Earlier in the day Victoria Azarenka fought back from a set down to reach the last four. The world number one found herself in trouble against reigning French Open champion Li Na but recovered to post a 3-6 6-3 6-3 success. Li started like a train and when she broke serve in the opening game of the second set, a shock looked on the cards. However, Azarenka retrieved the break immediately and pushed on in the second set to level the match. The momentum was well and truly with the Belarusian entering the decider and she duly raced 4-0 in front. Li found a second wind though, recovering to 4-3 and then threatened to break Azarenka again to level the set. However, Azarenka held her nerve, her serve and closed the match out in the following game. The top seed will next face Agnieszka Radwanska, a player she has beaten five times already this season.
Czech qualifier Lucie Hradecka continued her shock run through the Mutua Madrid Open, following up her second round upset over reigning Wimbledon champion Petra Kvitova with a 76(8) 76(6) quarterfinal stunner over reigning US Open champion Sam Stosur, firing 19 aces in the process. Though she came into Madrid ranked No.105, Hradecka has seen much higher heights, having gone as high as No.41 in the world last summer. She brought out her best in her upset of World No.4 Kvitova earlier in the week, and she did it all over again against World No.5 Stosur, keeping the pressure on in a tight first set tie-break and closing it out on her fourth set point, then saving a set point in the second set tie-break. Neither player was broken in 24 service games. Hradecka’s wins against Kvitova and Stosur are her first two Top 10 wins, and the 26-year-old was already competing in her first ever Premier quarterfinal. Next up is Serena Williams.
Verdasco, the 15th seed, had lost all of his previous 14 meetings with his Spanish compatriot. But the 28-year-old upset his Davis Cup team-mate 6-3 3-6 7-5 to book a quarter-final against Tomas Berdych.

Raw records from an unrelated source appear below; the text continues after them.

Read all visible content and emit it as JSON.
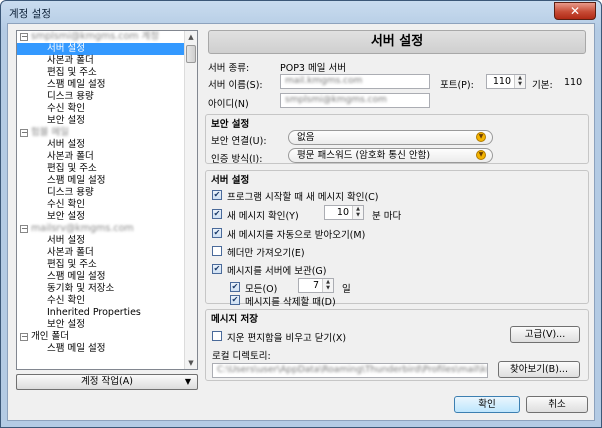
{
  "window": {
    "title": "계정 설정",
    "close": "✕"
  },
  "tree": {
    "scroll_up": "▲",
    "scroll_down": "▼",
    "accounts": [
      {
        "name": "smplsmi@kmgms.com 계정",
        "expanded": true,
        "children": [
          "서버 설정",
          "사본과 폴더",
          "편집 및 주소",
          "스팸 메일 설정",
          "디스크 용량",
          "수신 확인",
          "보안 설정"
        ]
      },
      {
        "name": "험블 메일",
        "expanded": true,
        "children": [
          "서버 설정",
          "사본과 폴더",
          "편집 및 주소",
          "스팸 메일 설정",
          "디스크 용량",
          "수신 확인",
          "보안 설정"
        ]
      },
      {
        "name": "mailsrv@kmgms.com",
        "expanded": true,
        "children": [
          "서버 설정",
          "사본과 폴더",
          "편집 및 주소",
          "스팸 메일 설정",
          "동기화 및 저장소",
          "수신 확인",
          "Inherited Properties",
          "보안 설정"
        ]
      },
      {
        "name": "개인 폴더",
        "expanded": true,
        "plain": true,
        "children": [
          "스팸 메일 설정"
        ]
      }
    ],
    "selected": "0-0"
  },
  "account_actions": {
    "label": "계정 작업(A)",
    "arrow": "▼"
  },
  "server": {
    "header": "서버 설정",
    "type_label": "서버 종류:",
    "type_value": "POP3 메일 서버",
    "name_label": "서버 이름(S):",
    "name_value": "mail.kmgms.com",
    "port_label": "포트(P):",
    "port_value": "110",
    "default_label": "기본:",
    "default_value": "110",
    "id_label": "아이디(N)",
    "id_value": "smplsmi@kmgms.com"
  },
  "security": {
    "title": "보안 설정",
    "conn_label": "보안 연결(U):",
    "conn_value": "없음",
    "auth_label": "인증 방식(I):",
    "auth_value": "평문 패스워드 (암호화 통신 안함)"
  },
  "settings": {
    "title": "서버 설정",
    "check_startup": "프로그램 시작할 때 새 메시지 확인(C)",
    "check_every": "새 메시지 확인(Y)",
    "every_value": "10",
    "every_unit": "분 마다",
    "auto_download": "새 메시지를 자동으로 받아오기(M)",
    "headers_only": "헤더만 가져오기(E)",
    "leave_on_server": "메시지를 서버에 보관(G)",
    "max_days": "모든(O)",
    "days_value": "7",
    "days_unit": "일",
    "delete_until": "메시지를 삭제할 때(D)"
  },
  "storage": {
    "title": "메시지 저장",
    "empty_trash": "지운 편지함을 비우고 닫기(X)",
    "advanced": "고급(V)...",
    "local_dir_label": "로컬 디렉토리:",
    "local_dir_value": "C:\\Users\\user\\AppData\\Roaming\\Thunderbird\\Profiles\\mail\\kmgms",
    "browse": "찾아보기(B)..."
  },
  "footer": {
    "ok": "확인",
    "cancel": "취소"
  },
  "check_mark": "✔"
}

The Czech sixth seed eased through earlier on Thursday, winning 6-1 6-1 against Gael Monfils, seeded 12th. Nadal had previously won twice in Madrid and the six-time French Open champion was in good form having won a record eighth Monte Carlo title and a seventh Barcelona crown last month. The 25-year-old star took the third-round match to a deciding set but Verdasco, playing in his home city, prevailed to disrupt Nadal’s preparations for this year’s French Open, which begins later this month. Berdych had earlier ended Monfils’ comeback from injury. The Frenchman was playing for the first time since picking up an abdominal muscle problem in March and failed to earn a break point.
There was another surprise in the men’s draw as Ukraine’s Alexandr Dolgopolov knocked out fourth seed Jo-Wilfried Tsonga of France. Dolgopolov, seeded 16th, won 7-5 3-6 7-6 (7-2) to book a last-eight match with Argentina’s Juan Martin del Potro, the 10th seed disposing of Croatian Marin Cilic 6-2 6-4.